PROVIDED ENTRIES below:
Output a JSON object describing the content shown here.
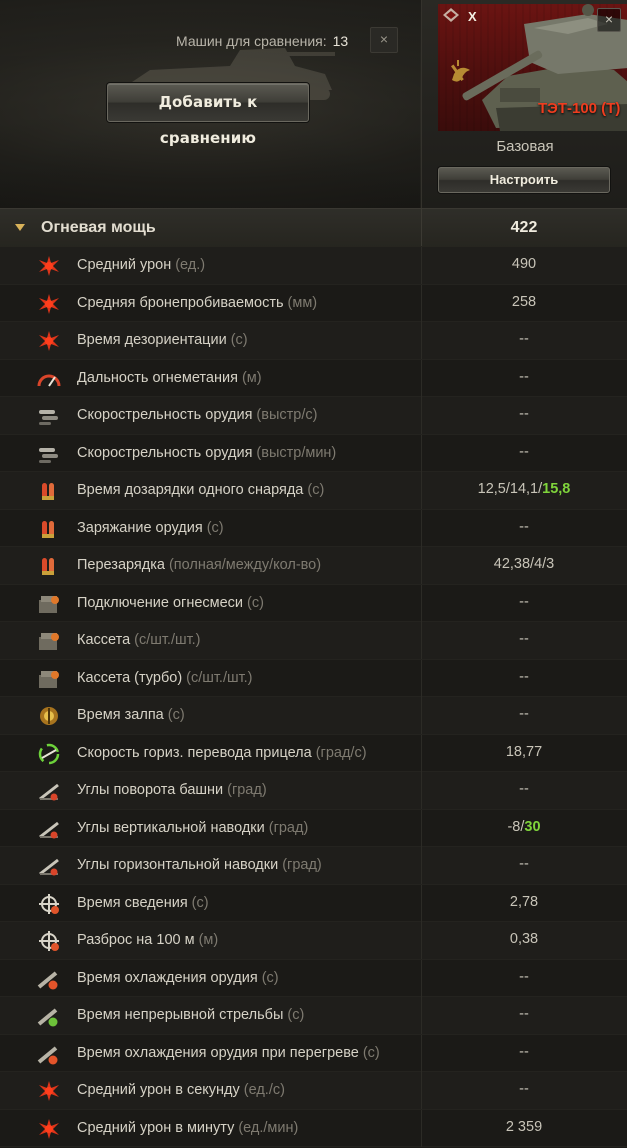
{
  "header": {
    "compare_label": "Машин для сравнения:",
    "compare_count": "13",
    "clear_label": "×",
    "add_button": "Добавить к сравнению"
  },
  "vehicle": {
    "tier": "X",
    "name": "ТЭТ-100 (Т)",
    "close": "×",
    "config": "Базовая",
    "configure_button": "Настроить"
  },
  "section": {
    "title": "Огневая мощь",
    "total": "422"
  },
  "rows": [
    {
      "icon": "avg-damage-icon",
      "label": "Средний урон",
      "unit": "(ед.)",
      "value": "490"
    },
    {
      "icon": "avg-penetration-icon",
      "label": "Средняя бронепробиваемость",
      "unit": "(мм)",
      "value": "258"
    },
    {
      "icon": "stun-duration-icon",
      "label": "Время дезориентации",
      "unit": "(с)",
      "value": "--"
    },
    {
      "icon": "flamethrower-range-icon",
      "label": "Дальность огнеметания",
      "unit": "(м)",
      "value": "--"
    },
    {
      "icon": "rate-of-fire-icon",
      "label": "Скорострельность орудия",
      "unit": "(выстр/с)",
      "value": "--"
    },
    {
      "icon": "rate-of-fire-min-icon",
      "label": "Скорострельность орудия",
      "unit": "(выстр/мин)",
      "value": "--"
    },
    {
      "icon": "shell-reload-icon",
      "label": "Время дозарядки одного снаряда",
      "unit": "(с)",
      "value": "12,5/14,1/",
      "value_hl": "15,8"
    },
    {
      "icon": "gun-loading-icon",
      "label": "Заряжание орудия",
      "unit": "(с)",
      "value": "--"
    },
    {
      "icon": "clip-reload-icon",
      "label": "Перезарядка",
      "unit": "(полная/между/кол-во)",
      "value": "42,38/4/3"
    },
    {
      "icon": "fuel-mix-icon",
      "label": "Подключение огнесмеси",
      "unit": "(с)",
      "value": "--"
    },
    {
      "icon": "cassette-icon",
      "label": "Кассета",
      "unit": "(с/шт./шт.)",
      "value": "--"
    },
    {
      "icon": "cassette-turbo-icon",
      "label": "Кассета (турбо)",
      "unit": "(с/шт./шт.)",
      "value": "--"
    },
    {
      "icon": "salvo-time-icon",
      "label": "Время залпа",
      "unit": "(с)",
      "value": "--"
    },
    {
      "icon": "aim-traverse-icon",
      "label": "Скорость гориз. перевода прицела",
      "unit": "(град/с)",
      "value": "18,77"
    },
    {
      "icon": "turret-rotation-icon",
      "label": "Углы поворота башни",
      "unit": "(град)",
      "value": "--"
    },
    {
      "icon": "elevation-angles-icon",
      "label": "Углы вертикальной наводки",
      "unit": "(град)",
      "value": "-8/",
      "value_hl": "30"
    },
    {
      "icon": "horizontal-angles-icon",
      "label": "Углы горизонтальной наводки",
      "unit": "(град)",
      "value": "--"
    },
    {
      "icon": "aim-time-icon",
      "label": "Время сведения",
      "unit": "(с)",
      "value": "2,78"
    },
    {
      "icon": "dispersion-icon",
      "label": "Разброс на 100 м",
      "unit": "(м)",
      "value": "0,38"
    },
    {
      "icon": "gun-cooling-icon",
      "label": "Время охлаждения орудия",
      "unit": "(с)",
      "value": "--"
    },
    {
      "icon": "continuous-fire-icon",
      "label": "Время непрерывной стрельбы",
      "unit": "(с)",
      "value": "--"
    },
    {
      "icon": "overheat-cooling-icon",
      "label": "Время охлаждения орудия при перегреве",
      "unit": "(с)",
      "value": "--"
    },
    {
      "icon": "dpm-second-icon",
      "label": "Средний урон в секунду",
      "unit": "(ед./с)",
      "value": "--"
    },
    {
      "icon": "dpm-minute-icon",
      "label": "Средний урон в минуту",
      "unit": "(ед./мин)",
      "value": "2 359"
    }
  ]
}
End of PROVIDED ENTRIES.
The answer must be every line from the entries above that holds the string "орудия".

RESULT FOR THIS EXERCISE -
      "label": "Скорострельность орудия",
      "label": "Скорострельность орудия",
      "label": "Заряжание орудия",
      "label": "Время охлаждения орудия",
      "label": "Время охлаждения орудия при перегреве",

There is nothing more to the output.